If you plan ahead, there is no problem. I ran my 25 touring for almost 30 years and only had fuel starvation issues 3 times that I can recall. Twice I got turned around and backed up the hill and once I got a gallon of gas from another tour member.
Have a look at Texas T Parts.
They are selling, new, the same carb you're wanting to ditch.
And praising it.
I have used that carb and got it to work without a pump by opening up the intake needle seat several thousandths. The bowl would run dry with restricted inflow. A friend uses one very successfully as proven by his dyno results of over 26 HP! Don't throw it out, fix it. Has an idle adjustment as well.
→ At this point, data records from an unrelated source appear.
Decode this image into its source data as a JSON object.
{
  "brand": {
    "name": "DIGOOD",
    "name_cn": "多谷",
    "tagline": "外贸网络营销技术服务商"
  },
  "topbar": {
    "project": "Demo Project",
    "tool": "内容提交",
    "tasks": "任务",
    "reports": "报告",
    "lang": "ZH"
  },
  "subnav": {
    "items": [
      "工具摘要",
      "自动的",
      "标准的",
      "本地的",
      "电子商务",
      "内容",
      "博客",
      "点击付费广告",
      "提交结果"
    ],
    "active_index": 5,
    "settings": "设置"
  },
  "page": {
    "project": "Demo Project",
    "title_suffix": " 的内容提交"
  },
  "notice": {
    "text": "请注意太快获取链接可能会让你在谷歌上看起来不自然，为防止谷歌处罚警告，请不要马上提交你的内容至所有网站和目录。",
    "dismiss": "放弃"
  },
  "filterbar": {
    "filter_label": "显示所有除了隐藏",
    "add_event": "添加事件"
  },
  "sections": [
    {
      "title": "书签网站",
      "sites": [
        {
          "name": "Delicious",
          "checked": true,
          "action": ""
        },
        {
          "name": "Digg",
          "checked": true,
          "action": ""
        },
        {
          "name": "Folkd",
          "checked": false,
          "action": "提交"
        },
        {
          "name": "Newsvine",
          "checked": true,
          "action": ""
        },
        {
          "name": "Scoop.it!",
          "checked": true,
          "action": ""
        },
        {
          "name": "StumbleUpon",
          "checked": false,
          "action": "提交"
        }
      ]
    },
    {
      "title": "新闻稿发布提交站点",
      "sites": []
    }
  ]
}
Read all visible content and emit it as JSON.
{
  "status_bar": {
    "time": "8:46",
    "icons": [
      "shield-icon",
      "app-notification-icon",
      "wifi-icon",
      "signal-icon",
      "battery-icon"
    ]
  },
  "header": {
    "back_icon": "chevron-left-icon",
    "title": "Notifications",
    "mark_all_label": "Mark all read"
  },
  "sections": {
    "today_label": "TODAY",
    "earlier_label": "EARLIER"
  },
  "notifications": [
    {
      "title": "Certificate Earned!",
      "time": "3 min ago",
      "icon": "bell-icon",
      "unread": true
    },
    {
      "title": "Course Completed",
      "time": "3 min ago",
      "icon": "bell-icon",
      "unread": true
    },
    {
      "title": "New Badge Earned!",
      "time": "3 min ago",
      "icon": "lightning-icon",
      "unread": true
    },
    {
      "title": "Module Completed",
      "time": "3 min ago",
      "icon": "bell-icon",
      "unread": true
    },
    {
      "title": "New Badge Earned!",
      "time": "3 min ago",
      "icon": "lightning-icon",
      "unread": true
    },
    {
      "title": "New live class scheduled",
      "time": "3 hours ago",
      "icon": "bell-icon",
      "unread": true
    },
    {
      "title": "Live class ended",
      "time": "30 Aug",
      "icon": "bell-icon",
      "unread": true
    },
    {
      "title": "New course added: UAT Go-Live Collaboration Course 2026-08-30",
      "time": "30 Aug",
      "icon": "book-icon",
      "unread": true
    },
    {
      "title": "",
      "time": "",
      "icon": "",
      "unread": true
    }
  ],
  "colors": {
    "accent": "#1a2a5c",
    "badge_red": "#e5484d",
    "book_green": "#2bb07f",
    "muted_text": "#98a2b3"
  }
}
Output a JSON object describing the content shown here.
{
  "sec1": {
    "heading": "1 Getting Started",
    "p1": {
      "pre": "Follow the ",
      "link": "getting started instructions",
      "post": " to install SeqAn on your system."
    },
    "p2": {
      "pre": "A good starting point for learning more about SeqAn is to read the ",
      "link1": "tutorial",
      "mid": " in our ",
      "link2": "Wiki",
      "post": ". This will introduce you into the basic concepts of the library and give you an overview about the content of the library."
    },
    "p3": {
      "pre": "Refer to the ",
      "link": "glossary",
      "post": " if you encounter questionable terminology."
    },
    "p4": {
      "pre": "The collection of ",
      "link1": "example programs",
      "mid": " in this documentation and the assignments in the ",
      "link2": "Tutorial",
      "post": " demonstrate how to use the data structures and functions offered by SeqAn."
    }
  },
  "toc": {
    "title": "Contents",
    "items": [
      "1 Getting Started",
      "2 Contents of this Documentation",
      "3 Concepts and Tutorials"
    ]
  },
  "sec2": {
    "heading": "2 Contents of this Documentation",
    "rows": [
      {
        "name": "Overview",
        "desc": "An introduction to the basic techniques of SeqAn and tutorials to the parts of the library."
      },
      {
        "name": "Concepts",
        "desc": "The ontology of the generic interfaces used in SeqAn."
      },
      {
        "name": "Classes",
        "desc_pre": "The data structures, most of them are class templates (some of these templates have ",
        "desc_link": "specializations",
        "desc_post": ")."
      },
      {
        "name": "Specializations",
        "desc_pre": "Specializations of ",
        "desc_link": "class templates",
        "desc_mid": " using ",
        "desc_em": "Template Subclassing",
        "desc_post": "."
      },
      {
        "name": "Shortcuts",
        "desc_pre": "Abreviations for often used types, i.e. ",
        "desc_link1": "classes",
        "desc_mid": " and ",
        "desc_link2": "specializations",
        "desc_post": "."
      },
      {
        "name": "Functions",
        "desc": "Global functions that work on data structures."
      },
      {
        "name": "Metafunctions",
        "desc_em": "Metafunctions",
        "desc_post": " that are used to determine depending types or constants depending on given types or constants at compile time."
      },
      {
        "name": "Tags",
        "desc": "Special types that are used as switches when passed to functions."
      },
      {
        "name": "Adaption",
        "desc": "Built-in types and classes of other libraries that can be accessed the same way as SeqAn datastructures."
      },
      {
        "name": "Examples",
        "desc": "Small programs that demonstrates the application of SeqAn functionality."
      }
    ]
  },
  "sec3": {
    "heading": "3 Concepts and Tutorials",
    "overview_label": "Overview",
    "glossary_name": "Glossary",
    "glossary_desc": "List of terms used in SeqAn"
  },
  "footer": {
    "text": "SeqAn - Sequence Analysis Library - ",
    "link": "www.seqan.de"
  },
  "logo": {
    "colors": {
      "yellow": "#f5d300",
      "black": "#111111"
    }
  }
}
Charlie, you also need to purchase the hot air pipe to funnel warm air through the carb or the carb will ice up, due to the venturi effect.
i managed to find the replacement float on Amazon of all places. Thanks to google and a number stamped into the carb, I identified it as a particular Kohler model which was key to finding the float.
i put it back together. Is there supposed to be a needle attached to the float?
I still have other things to do on the car so didn't try to start it. But I did re-open the fuel line at the sediment bowl. A couple hours later I return to the garage and it smells a lot like gas. No gas on the floor beneath the carb, but a small drop of gas at the bottom of the bowl. I snugged the bolt holding the bowl up just a bit more, but am trying to be careful not to over tighten. Or should I tighten it right up to the post inside that it screws into? I'm also trying to find a new o-ring for between the bowl and the carb.
A lot of those new small engine plastic float carbs have the needle attached with a springy wire clip. If not it still has to have a needle to shut off the gas. Looks like all the gas would have poured out almost immediately after opening the petcock.
Corey - Texas T's carries this carb. I suspect that's where it was originally purchased. I don't have a parts diagram, but have emailed TexasT's and stated my questions about the pin.
I'm planning to rebuild a Holley NH carb. I was planning to install that, but then there are comments on this board about some positive features of the modern carb. I'm conflicted. But if I can't get the modern carb working well, it's an easy decision.
A missing pin would explain a lot though. I hope it does have a pin that's no longer in my carb - assuming I can get a replacement part.
The pin is definitely missing. In a past life, or a few months ago, when I knew a lot less about carbs, I suspect that I removed the bulb and broken float and somewhere in the mix the inlet needle attached to the float disappeared. That with a broken float would explain a lot of the flooding and fuel smell issues I've had.